▶ Record set:
★ ★ ★
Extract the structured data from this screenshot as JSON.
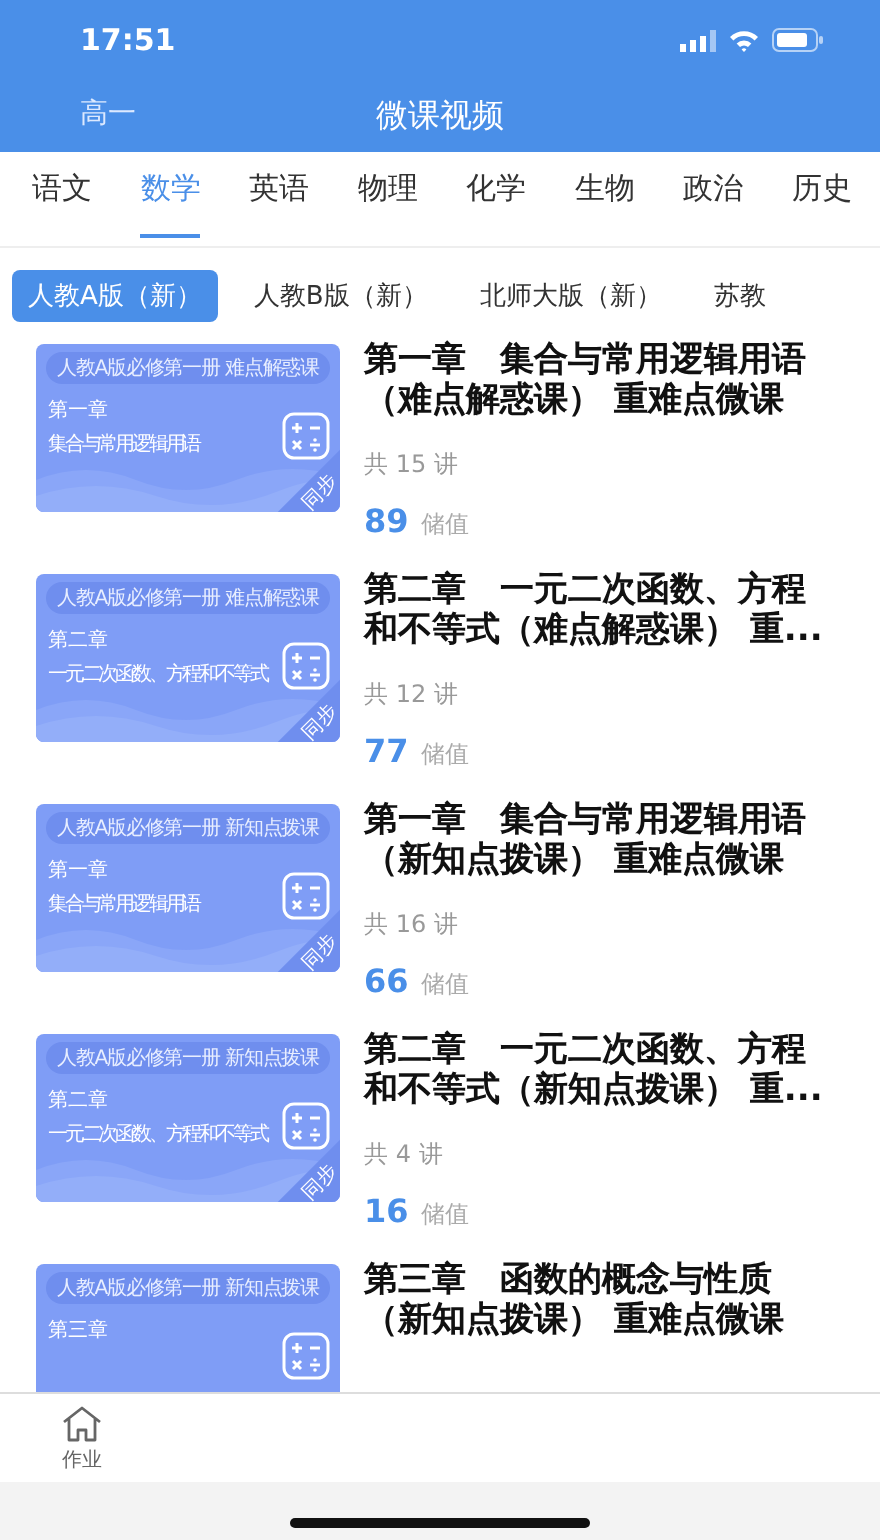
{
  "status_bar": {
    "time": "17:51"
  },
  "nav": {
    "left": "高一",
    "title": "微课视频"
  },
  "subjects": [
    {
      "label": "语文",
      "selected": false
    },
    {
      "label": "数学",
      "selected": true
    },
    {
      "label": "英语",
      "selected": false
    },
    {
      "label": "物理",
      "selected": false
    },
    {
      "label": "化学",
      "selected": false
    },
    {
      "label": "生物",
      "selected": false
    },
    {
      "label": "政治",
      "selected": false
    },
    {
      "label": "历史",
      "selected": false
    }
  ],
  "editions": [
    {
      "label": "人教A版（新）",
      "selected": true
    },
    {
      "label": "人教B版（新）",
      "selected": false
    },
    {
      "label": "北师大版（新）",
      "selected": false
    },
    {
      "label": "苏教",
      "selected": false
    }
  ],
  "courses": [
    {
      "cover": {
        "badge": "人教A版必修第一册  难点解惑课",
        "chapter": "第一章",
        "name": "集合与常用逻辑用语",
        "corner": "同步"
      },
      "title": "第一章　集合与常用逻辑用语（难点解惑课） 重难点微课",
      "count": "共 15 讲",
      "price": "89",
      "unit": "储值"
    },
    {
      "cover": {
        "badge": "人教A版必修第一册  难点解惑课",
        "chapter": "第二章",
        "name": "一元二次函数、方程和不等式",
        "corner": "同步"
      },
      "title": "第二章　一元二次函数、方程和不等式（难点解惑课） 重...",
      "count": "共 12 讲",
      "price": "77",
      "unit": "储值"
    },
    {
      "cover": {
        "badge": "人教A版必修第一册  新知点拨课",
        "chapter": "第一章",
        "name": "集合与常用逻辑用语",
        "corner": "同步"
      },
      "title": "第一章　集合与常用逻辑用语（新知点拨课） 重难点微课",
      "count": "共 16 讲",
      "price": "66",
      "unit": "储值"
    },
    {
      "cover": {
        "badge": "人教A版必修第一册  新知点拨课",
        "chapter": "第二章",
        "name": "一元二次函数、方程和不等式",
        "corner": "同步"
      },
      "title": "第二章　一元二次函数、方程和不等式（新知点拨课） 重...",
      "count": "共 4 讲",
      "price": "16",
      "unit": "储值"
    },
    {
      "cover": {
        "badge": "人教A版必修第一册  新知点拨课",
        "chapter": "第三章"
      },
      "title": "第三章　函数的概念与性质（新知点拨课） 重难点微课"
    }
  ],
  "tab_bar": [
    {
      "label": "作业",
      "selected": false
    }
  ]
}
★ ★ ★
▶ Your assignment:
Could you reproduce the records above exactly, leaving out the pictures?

▶ Answer area:
Extract the structured data from this screenshot as JSON.
{
  "status_bar": {
    "time": "17:51"
  },
  "nav": {
    "left": "高一",
    "title": "微课视频"
  },
  "subjects": [
    {
      "label": "语文",
      "selected": false
    },
    {
      "label": "数学",
      "selected": true
    },
    {
      "label": "英语",
      "selected": false
    },
    {
      "label": "物理",
      "selected": false
    },
    {
      "label": "化学",
      "selected": false
    },
    {
      "label": "生物",
      "selected": false
    },
    {
      "label": "政治",
      "selected": false
    },
    {
      "label": "历史",
      "selected": false
    }
  ],
  "editions": [
    {
      "label": "人教A版（新）",
      "selected": true
    },
    {
      "label": "人教B版（新）",
      "selected": false
    },
    {
      "label": "北师大版（新）",
      "selected": false
    },
    {
      "label": "苏教",
      "selected": false
    }
  ],
  "courses": [
    {
      "cover": {
        "badge": "人教A版必修第一册  难点解惑课",
        "chapter": "第一章",
        "name": "集合与常用逻辑用语",
        "corner": "同步"
      },
      "title": "第一章　集合与常用逻辑用语（难点解惑课） 重难点微课",
      "count": "共 15 讲",
      "price": "89",
      "unit": "储值"
    },
    {
      "cover": {
        "badge": "人教A版必修第一册  难点解惑课",
        "chapter": "第二章",
        "name": "一元二次函数、方程和不等式",
        "corner": "同步"
      },
      "title": "第二章　一元二次函数、方程和不等式（难点解惑课） 重...",
      "count": "共 12 讲",
      "price": "77",
      "unit": "储值"
    },
    {
      "cover": {
        "badge": "人教A版必修第一册  新知点拨课",
        "chapter": "第一章",
        "name": "集合与常用逻辑用语",
        "corner": "同步"
      },
      "title": "第一章　集合与常用逻辑用语（新知点拨课） 重难点微课",
      "count": "共 16 讲",
      "price": "66",
      "unit": "储值"
    },
    {
      "cover": {
        "badge": "人教A版必修第一册  新知点拨课",
        "chapter": "第二章",
        "name": "一元二次函数、方程和不等式",
        "corner": "同步"
      },
      "title": "第二章　一元二次函数、方程和不等式（新知点拨课） 重...",
      "count": "共 4 讲",
      "price": "16",
      "unit": "储值"
    },
    {
      "cover": {
        "badge": "人教A版必修第一册  新知点拨课",
        "chapter": "第三章"
      },
      "title": "第三章　函数的概念与性质（新知点拨课） 重难点微课"
    }
  ],
  "tab_bar": [
    {
      "label": "作业",
      "selected": false
    }
  ]
}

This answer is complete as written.